(XBLA) I Am Alive Review
Ubisoft’s I Am Alive has had its development surrounded in problems. Originally revealed in 2008, with Darkworks developing the title, I Am Alive’s development was later thought cancelled but again reopened in 2010, with Darkworks being replaced by Ubisoft Shanghai, who reportedly had to build the game from the bottom up once more, and even making the decision to make the title a Downloadable Game, to be released on XBLA and PSN rather than a full-fledged retail release. So with so much uncertainty, it’s understandable to have your doubts. But now that it’s finally arrived, was it worth the wait? Read on to find out…
I Am Alive is a survival game, but not as you are used to them. The game tells the story of a man searching the ruins of a desolate city to find his wife and daughter. The delivery of the narrative means we are never made fully aware of all the events that caused such chaos, with bits and pieces able to be puzzled together to give you an outlook of the incident. It’s referred to as simply, The Event, and it wiped out almost all of Earths civilisation and continues to plague the remaining survivors with natural disasters, not to mention the despair.
What I speak of is a major part of what I found to be enjoyable about the game. Through the environment and interactions with other survivors, I Am Alive takes a very strong stance and look at humanity at its very worst, and at times, best. It’s heartfelt and emotional, and displays both of these characteristics throughout the game with simple words and settings. It also goes hand in hand with the core gameplay itself. As you search the ruined city, you are made to fight for your life against desperate survivors just looking out for themselves. Not all of these guys are monsters – some are genuine people just trying to survive. And you have to kill them. You will often find yourself forced to fight a group of people for things like painkillers or even just a bottle of water.
With Ammo and weaponry very scarce, you are made to fight with your head as well as your defences. But it’s the intensity of the combat that really makes this fun - playing along with the sense of hopelessness, gameplay is full of despair and almost fear as you explore the chaos around you.
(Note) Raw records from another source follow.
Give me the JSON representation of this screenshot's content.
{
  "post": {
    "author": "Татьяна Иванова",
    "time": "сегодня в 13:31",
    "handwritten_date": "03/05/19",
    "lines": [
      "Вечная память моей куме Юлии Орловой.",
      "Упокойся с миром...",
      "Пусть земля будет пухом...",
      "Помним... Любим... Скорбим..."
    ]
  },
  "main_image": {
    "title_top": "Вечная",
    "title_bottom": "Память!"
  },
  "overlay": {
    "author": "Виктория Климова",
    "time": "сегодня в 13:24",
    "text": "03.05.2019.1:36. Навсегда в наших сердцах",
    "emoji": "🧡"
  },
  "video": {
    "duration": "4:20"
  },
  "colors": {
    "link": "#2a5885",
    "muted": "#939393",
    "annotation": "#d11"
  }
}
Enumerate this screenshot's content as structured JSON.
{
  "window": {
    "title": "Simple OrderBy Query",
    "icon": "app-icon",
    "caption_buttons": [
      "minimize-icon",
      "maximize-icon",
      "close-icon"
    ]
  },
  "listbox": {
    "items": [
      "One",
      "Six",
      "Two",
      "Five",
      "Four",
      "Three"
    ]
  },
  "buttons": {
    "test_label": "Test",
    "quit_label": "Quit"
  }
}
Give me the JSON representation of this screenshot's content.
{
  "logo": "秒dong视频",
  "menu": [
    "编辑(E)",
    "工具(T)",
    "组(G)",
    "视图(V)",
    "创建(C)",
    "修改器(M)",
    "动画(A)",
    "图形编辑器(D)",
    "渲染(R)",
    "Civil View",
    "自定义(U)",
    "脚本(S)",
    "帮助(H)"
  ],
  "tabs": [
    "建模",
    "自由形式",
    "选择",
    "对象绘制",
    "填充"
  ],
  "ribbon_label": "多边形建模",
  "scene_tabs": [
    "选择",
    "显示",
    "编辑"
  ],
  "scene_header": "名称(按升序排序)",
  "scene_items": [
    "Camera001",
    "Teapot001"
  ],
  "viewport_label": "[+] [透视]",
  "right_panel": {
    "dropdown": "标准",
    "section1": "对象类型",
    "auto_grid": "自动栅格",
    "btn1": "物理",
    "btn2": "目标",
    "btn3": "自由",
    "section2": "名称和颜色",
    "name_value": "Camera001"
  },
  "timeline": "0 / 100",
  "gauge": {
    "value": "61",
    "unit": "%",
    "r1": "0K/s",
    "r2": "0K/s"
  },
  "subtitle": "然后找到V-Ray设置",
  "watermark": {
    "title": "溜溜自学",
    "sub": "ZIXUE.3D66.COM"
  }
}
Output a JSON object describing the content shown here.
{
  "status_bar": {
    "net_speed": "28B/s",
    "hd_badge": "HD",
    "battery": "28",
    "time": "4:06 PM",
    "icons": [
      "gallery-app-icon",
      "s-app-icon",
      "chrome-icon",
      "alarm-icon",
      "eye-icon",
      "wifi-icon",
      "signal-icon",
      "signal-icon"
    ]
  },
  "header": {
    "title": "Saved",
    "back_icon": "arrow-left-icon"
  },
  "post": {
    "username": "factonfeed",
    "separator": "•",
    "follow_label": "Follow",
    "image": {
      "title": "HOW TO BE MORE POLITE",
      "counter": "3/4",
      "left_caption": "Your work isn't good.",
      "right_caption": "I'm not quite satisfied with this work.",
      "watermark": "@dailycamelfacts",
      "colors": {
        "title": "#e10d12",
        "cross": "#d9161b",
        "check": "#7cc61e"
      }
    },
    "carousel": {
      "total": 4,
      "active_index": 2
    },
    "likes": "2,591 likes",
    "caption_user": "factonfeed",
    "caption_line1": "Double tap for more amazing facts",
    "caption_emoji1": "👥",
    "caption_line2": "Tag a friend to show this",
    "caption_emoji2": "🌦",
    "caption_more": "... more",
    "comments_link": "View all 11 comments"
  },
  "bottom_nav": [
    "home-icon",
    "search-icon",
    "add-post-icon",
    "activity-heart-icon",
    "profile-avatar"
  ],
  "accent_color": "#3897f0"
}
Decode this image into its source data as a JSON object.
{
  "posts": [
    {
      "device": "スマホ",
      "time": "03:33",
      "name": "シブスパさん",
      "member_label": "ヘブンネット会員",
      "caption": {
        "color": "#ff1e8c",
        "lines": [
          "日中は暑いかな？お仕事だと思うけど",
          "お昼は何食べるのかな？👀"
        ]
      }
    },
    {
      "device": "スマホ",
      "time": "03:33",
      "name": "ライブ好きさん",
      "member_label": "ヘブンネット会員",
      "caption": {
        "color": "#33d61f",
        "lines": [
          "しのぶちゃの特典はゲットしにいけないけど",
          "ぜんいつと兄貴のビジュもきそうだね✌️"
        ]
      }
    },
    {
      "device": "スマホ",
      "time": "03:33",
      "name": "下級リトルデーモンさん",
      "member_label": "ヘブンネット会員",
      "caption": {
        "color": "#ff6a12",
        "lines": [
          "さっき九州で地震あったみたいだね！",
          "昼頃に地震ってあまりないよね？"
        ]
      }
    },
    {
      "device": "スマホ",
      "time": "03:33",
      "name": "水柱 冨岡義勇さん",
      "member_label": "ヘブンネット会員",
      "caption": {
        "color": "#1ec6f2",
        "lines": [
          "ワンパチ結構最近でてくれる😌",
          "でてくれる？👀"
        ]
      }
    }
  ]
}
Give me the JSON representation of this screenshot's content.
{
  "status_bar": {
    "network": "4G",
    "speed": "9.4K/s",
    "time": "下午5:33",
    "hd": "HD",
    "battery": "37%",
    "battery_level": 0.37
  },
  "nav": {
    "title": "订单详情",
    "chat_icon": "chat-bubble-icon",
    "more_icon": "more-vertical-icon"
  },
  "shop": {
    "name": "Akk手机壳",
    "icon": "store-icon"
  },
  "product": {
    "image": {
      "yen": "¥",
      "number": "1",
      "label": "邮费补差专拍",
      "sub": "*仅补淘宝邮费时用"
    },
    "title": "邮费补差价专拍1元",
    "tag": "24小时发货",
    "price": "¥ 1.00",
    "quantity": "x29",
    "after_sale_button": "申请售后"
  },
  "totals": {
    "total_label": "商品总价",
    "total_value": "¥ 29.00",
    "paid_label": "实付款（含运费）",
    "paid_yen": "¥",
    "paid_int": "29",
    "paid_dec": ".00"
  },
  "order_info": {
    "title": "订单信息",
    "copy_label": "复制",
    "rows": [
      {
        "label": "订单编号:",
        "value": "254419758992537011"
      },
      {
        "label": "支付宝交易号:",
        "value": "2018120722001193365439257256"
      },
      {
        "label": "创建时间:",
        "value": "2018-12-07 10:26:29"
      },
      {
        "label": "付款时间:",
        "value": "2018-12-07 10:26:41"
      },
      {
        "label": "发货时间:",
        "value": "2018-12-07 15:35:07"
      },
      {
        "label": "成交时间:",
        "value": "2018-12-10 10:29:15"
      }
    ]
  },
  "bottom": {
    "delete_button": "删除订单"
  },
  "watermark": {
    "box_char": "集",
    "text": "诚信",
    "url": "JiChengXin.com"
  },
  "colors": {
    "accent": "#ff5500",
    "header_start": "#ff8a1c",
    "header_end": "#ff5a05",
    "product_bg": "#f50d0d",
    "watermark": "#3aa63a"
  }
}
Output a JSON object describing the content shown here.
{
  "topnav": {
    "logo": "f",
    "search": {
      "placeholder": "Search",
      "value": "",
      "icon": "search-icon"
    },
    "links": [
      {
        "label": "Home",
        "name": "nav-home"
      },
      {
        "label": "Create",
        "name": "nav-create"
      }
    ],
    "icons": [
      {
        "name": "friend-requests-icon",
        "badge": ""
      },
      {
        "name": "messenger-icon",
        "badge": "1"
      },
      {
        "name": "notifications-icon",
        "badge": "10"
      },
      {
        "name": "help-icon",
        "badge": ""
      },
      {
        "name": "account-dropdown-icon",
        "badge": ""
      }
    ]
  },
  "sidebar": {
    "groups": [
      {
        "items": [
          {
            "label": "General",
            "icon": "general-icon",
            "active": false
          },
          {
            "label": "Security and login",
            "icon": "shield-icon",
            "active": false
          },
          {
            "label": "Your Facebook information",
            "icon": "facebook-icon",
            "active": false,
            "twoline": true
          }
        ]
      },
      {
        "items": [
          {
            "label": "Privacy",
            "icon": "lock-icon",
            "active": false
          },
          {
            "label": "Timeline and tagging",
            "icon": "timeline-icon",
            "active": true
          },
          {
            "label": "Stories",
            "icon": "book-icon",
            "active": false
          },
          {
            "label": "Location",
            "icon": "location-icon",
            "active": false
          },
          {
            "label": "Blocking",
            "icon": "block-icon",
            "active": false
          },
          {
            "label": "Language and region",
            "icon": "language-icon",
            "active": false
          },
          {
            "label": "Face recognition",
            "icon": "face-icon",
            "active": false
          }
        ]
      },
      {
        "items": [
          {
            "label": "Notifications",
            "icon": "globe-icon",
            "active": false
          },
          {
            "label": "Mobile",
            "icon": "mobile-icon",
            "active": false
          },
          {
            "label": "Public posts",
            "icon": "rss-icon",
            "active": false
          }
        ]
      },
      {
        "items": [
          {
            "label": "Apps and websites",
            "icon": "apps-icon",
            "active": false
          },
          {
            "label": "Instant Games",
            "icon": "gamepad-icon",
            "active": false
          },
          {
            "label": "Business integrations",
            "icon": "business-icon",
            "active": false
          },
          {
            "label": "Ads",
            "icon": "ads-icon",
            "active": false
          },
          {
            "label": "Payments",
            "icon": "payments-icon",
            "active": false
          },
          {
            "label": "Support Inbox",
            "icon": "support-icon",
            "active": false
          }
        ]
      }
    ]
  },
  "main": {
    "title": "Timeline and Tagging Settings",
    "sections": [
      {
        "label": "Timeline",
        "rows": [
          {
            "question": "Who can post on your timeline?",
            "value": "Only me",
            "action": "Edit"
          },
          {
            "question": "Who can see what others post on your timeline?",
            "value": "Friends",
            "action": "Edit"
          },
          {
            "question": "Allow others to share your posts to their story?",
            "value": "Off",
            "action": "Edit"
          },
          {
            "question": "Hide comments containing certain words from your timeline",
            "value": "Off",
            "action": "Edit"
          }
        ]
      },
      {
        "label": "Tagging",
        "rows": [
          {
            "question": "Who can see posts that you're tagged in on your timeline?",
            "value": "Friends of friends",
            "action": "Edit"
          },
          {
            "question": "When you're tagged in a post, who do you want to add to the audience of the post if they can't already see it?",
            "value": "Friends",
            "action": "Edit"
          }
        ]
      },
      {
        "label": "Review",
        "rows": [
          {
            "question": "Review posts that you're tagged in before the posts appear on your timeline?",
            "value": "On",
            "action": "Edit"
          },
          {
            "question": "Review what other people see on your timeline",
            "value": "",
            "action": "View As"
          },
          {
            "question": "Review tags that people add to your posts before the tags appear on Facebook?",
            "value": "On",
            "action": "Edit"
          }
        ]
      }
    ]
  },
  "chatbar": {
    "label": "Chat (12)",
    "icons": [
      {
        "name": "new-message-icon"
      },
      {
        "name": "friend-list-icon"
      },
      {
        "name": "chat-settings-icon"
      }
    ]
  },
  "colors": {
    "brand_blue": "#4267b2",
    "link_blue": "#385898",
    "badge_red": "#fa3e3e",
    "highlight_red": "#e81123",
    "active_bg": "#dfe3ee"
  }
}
There are a lot of climbing and platforming elements throughout the game, and I noticed that quite often these feel very clunky and forced, which while forgivable for an XBLA game, is still a very off-putting aspect when you are made to do it for hours as you explore the ruins. Scaling entire buildings can get very tedious in this title. Combat is also fairly stale, with gunplay turning the game into a First Person title – which I found to be completely unnecessary – and everything else either relying on QTE’s or button mashing. The concepts are there, but the mechanics used to deliver them are dated and over simplified.
Throughout the story, you will come across helpless survivors among the ruins – men and women who aren’t just out to chop you down and take your goodies. You can help them by giving up some of your very valuable supplies, in exchange for a piece of the back story and some points towards getting the best score in the game. I think this helps make the terrain and city into an even more depressing place. You wonder around and see these poor groups of survivors, and a lot of the time you can’t help them with your current provisions. It’s very well designed in terms of helping the story feel real, and definitely a major plus for the title as a whole.
The environment is a faux-sandbox, with certain aspects being open ended and explorable, but a lot of structural blockages and forced routes. Still, what you get is made for the story to progress and build the character study on. There will be times when you can take a breather and have a look around, but for the most part you’re going in one direction with a purpose. Textures and character models tend to repeat themselves all too often, as well, but as for the overall quality, this is one of the best looking XBLA titles ive had the pleasure of playing.
Much like the character models themselves, voice work for the survivors seems to be repeated fairly often, but is of a good quality on its own. There really isn’t much of note in the way of musical score or effects here either, with a decent soundscape helping give an epic feel to the scenery, but at times misplaced and unnecessary. From my experience, the silent moments in the wide, empty streets were by far the most effective use of sound – or lackthereof. I applaud Ubisoft Shanghai for these types of feelings and experiences, as I think it may be overlooked by some.
- Original take on the survival genre
- Hauntingly believable look at the world without law & order
- Great experience for an XBLA title
- Quality characters and narrative
- Over simplified gameplay mechanics halt full enjoyability
- Some clunky and unresponsive controls
I Am Alive was hyped to the brim. With a development cycle longer than almost any full retail release, there was sure to be a lot of scepticism when the game released after years in development hell. But the final product is enough to put to rest any doubts, as it proves it was most certainly worth the wait. While the gameplay is obviously not on par with similar-playing titles like Uncharted or Assassins Creed, I Am Alive is a solid title with an excellent narrative. And with the help of a great premise, more than a few original concepts and good execution – this is a must buy for fans who want something new out of the survival genre. And for its low asking price and DLG delivery, there’s little reason to not check it out.